Data for review:
################
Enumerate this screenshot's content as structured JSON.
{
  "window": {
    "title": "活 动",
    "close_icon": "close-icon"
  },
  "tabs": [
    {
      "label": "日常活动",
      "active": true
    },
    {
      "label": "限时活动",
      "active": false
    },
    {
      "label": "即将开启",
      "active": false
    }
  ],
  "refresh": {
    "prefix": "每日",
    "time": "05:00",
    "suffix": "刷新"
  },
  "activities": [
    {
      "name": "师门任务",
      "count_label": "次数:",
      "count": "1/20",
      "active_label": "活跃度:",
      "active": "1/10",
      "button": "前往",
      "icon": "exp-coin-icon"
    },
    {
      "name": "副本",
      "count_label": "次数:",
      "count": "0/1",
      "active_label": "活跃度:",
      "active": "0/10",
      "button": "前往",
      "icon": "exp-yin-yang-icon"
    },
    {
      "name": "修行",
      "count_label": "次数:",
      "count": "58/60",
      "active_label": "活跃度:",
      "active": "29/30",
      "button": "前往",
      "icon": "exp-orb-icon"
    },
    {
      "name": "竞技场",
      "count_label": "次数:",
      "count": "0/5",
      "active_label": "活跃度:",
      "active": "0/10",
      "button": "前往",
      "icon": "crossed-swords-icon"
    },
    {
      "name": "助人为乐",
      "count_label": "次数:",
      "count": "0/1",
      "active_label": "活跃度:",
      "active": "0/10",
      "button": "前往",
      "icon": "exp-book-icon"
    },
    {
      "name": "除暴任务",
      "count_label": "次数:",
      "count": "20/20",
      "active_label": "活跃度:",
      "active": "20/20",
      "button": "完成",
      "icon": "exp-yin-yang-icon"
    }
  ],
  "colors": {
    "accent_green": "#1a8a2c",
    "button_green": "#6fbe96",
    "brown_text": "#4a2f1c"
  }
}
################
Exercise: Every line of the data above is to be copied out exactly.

Result for this exercise:
Enumerate this screenshot's content as structured JSON.
{
  "window": {
    "title": "活 动",
    "close_icon": "close-icon"
  },
  "tabs": [
    {
      "label": "日常活动",
      "active": true
    },
    {
      "label": "限时活动",
      "active": false
    },
    {
      "label": "即将开启",
      "active": false
    }
  ],
  "refresh": {
    "prefix": "每日",
    "time": "05:00",
    "suffix": "刷新"
  },
  "activities": [
    {
      "name": "师门任务",
      "count_label": "次数:",
      "count": "1/20",
      "active_label": "活跃度:",
      "active": "1/10",
      "button": "前往",
      "icon": "exp-coin-icon"
    },
    {
      "name": "副本",
      "count_label": "次数:",
      "count": "0/1",
      "active_label": "活跃度:",
      "active": "0/10",
      "button": "前往",
      "icon": "exp-yin-yang-icon"
    },
    {
      "name": "修行",
      "count_label": "次数:",
      "count": "58/60",
      "active_label": "活跃度:",
      "active": "29/30",
      "button": "前往",
      "icon": "exp-orb-icon"
    },
    {
      "name": "竞技场",
      "count_label": "次数:",
      "count": "0/5",
      "active_label": "活跃度:",
      "active": "0/10",
      "button": "前往",
      "icon": "crossed-swords-icon"
    },
    {
      "name": "助人为乐",
      "count_label": "次数:",
      "count": "0/1",
      "active_label": "活跃度:",
      "active": "0/10",
      "button": "前往",
      "icon": "exp-book-icon"
    },
    {
      "name": "除暴任务",
      "count_label": "次数:",
      "count": "20/20",
      "active_label": "活跃度:",
      "active": "20/20",
      "button": "完成",
      "icon": "exp-yin-yang-icon"
    }
  ],
  "colors": {
    "accent_green": "#1a8a2c",
    "button_green": "#6fbe96",
    "brown_text": "#4a2f1c"
  }
}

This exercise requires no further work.